\(\ \begin{array}{r} 0.4 x-0.25=1.75 \\ 100(0.4 x-0.25)=100(1.75) \end{array}\) | \(\ 0.4\left(\frac{4}{10}\right)\) and \(\ 0.25\left(\frac{25}{100}\right)\) and \(\ 1.75\left(\frac{175}{100}\right)\) have a common denominator of 100. Multiply both sides by 100. | |

\(\ \begin{array}{r} 40 x-25 =&175 \\ \ +25 \ \ \ \ &\ +25 \\ \hline \frac{40 x}{40}\ \ \ \ \ \ \ \ \ =&\frac{200}{40} \\ x =&5\ \ \ \ \ \ \ \end{array}\) | Apply the distributive property to clear the parentheses. Solve as before. Add 25 to both sides. Divide both sides by 40. | |

Check: | \(\ \begin{array}{r} 0.4 x-0.25=1.75 \\ 0.4(5)-0.25=1.75 \\ 2-1.25=1.75 \\ 1.75=1.75 \end{array}\) | Substitute \(\ x=5\) into the original equation. Evaluate.
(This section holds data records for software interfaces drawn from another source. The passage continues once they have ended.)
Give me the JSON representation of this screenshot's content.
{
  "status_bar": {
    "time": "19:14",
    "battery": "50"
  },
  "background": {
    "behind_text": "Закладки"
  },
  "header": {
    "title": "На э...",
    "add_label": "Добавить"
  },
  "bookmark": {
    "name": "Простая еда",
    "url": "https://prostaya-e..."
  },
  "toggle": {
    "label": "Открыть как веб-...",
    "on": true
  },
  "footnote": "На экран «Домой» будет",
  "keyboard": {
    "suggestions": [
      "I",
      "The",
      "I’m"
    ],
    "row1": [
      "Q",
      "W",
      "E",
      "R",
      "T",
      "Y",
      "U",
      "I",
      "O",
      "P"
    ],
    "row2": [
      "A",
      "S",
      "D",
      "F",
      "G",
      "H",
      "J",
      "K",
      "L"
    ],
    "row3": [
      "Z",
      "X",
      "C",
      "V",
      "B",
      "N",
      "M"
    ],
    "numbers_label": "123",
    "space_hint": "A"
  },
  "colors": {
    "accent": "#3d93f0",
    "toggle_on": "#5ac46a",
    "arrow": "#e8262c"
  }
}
The solution checks. |

\(\ x=5\)

##### Advanced Question

Solve for \(\ a\): \(\ \frac{1}{4}(a+3)=2-a\)

- \(\ a=2\)
- \(\ a=1\)
- \(\ a=0\)
- \(\ a=-2\)

**Answer**-
- Incorrect. Try multiplying both sides of the equation by 4, as \(\ 4 \cdot \frac{1}{4}=1\). The new equation will be \(\ 4\left[\frac{1}{4}(a+3)\right]=4(2-a)\), which reduces to \(\ a+3=8-4 a\). The correct answer is: \(\ a=1\).
- Correct. You can solve this equation by multiplying both sides by 4, since \(\ 4 \cdot \frac{1}{4}=1\). The resulting equation, \(\ a+3=4(2-a)\) can be rewritten as \(\ a+3=8-4 a\), and then \(\ 5 a=5\). You find that \(\ a=1\).
- Incorrect. Substituting \(\ a=0\) into the equation, you find \(\ \frac{1}{4}(0+3)=2-0\), so \(\ \frac{3}{4}=2\). This is not accurate. The correct answer is: \(\ a=1\).
- Incorrect. Try multiplying both sides of the equation by 4, as \(\ 4 \cdot \frac{1}{4}=1\). The new equation will be \(\ 4\left[\frac{1}{4}(a+3)\right]=4(2-a)\), which reduces to \(\ a+3=8-4 a\). The correct answer is: \(\ a=1\).

## Summary

Complex, multi-step equations often require multi-step solutions. Before you can begin to isolate a variable, you may need to simplify the equation first. This may mean using the distributive property to remove parentheses, or multiplying both sides of an equation by a common denominator to get rid of fractions. Sometimes it requires both techniques.